Posted on Reply
#16
newtekie1
Semi-Retired Folder
by: Hotobu
Eh I wouldn't say that. The upcoming generation of GPUs will use PCI 3.0 and so will the next gen of Intel's processors. The motherboards that support this stuff have to come out first in order to ensure compatibility. How retarded would it be for gas stations to carry Ethanol fuel if there weren't at least some cars on the market that could support it first?
No, he is saying the bandwidth is a gimmick, because no card will use it.

But that isn't really the case, but it is just that the traditional high bandwidth cards that we think of normally won't use it. The fact is that even the next generation of graphics cards won't come close to maxing out PCI-E 2.0 x16, and probably barely show a difference at PCI-E 2.0 x8. However, the cards that will show a difference will be PCI-E x1 cards, specifically SATA 6.0Gb/s RAID cards. Saddly, most motherboard manufacturers will probably keep wiring the x1 slots to the southbridge so they will still be 2.0 slots...
Posted on Reply
#17
Hotobu
Yes, but I'm saying it's a much easier transition for everyone involve when PCI 3.0 slots are ubiquitous and that bandwidth is reached. What about the guy who gets an SB setup now, throws in an Ivy chip later, and then is shopping for a GPU 2 years from now? Chances are he'll be happy that his board supports 3.0
Posted on Reply
#18
Th3pwn3r
Yea, I've been kicking myself for cheaping out on my board which is socket 775 because my other 775 board died. I should have swapped everything then because now that I want an SSD I'll be bottlenecked due to my sata 2.0 ports.
Posted on Reply
#19
mastrdrver
by: newtekie1
No, he is saying the bandwidth is a gimmick, because no card will use it.

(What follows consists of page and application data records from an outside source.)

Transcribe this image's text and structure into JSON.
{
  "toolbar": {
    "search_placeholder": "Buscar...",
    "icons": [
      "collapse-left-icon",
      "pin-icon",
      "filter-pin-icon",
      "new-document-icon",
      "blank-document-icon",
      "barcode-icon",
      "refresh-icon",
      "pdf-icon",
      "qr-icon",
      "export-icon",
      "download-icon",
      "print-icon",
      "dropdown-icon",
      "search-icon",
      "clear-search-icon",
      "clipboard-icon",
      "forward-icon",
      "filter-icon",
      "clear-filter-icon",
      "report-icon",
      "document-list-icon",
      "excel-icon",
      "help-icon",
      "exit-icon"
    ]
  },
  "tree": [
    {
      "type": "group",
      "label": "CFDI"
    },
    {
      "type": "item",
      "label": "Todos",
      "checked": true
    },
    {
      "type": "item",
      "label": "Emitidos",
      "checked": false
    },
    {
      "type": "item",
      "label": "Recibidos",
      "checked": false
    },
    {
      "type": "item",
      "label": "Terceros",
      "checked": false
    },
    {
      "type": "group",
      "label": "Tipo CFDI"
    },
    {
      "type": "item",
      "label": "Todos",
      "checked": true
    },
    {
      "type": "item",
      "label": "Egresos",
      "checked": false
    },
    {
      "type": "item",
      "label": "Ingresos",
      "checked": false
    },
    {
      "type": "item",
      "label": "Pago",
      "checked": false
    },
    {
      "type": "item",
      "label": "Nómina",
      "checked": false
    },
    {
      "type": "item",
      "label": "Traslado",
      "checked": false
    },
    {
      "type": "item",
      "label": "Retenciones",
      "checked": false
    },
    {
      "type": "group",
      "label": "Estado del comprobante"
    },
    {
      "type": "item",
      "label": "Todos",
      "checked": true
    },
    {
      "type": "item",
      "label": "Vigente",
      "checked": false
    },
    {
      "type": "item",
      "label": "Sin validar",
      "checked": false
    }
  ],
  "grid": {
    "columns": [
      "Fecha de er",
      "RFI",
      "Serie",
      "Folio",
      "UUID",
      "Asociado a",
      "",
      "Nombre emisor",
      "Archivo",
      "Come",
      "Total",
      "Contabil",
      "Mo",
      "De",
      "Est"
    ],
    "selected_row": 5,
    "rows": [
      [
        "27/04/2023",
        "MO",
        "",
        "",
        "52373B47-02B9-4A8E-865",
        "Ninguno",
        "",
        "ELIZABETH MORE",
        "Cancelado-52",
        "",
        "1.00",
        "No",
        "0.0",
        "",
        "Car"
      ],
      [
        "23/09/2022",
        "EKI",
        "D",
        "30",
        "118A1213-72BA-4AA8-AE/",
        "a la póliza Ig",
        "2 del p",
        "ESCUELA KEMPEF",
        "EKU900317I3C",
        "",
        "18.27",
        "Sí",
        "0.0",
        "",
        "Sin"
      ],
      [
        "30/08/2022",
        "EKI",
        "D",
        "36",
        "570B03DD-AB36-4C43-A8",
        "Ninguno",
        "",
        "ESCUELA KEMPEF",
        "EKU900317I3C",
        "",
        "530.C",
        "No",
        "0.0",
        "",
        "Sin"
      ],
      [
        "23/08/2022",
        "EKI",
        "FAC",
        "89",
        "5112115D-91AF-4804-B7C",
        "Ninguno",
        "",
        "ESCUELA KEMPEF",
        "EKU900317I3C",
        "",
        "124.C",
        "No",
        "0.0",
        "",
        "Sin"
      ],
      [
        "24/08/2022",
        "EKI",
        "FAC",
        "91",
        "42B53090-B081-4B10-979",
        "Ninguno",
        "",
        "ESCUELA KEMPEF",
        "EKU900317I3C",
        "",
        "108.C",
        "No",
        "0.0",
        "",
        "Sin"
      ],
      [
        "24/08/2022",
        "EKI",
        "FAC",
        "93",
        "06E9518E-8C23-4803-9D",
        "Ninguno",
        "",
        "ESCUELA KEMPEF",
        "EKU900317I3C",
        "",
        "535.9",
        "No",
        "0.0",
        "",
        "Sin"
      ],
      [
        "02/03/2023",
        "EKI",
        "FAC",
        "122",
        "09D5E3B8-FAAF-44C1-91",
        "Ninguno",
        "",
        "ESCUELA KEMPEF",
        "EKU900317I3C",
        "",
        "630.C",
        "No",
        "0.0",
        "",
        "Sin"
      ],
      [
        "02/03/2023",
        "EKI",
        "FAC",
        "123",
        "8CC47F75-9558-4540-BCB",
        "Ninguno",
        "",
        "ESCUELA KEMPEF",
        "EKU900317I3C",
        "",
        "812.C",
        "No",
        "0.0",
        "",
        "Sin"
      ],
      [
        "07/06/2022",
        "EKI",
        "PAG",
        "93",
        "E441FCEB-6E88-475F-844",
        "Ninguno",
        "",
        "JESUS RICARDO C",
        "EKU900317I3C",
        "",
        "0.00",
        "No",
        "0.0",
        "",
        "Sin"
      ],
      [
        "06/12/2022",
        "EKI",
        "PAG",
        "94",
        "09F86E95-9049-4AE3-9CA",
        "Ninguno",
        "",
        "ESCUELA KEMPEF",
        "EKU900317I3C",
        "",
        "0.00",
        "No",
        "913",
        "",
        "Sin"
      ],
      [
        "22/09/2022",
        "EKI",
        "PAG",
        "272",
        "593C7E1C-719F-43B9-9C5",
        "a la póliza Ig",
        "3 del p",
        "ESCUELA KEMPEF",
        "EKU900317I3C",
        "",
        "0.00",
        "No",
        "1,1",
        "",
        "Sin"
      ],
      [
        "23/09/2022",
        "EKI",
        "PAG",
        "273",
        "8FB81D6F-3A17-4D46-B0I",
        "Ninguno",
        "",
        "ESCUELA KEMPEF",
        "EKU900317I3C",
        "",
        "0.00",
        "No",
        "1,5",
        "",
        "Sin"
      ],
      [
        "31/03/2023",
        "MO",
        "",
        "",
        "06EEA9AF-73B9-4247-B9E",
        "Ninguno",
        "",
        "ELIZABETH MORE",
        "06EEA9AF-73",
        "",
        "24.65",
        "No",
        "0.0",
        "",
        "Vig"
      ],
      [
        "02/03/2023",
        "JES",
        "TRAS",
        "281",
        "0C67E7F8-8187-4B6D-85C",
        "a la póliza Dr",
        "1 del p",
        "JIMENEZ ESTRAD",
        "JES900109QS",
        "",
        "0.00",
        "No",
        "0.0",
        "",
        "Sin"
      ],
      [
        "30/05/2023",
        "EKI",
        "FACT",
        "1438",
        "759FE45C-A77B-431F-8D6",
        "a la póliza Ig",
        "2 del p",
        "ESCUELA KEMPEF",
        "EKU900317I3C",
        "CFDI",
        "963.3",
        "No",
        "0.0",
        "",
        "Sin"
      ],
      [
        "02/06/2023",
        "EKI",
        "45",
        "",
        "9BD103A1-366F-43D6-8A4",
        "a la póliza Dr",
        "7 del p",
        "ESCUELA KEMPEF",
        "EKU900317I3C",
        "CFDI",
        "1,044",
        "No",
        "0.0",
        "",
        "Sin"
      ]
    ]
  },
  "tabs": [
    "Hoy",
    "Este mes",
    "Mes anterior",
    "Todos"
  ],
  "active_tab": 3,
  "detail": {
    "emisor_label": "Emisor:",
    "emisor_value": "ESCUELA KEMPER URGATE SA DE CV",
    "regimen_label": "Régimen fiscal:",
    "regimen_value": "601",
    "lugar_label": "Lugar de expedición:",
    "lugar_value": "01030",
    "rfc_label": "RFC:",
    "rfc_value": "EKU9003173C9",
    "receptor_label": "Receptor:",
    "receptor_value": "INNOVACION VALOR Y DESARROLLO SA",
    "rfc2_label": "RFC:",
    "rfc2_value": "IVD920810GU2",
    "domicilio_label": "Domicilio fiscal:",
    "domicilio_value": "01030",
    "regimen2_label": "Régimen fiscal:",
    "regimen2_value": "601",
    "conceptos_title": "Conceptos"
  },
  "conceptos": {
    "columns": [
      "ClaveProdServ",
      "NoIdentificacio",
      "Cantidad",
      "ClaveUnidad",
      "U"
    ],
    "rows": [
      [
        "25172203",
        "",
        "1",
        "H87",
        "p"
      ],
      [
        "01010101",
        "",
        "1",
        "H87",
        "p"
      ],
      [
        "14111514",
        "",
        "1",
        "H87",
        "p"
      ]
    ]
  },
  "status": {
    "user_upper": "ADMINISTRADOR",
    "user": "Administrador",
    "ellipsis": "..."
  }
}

But that isn't really the case, but it is just that the traditional high bandwidth cards that we think of normally won't use it. The fact is that even the next generation of graphics cards won't come close to maxing out PCI-E 2.0 x16, and probably barely show a difference at PCI-E 2.0 x8.
We'll see when it does show up but I wonder if cards are bandwidth limited when I see things like this:
GTX 480 article


Only a 7% loss in performance when limiting bandwidth to 25% of the original? Another way is that you lose about 5 fps on average when going from 5 GT/s to 1.25 GT/s. On a GTX 480 that seems odd to me.

The results were almost the same with the 5870:
5870 article
Posted on Reply
Add your own comment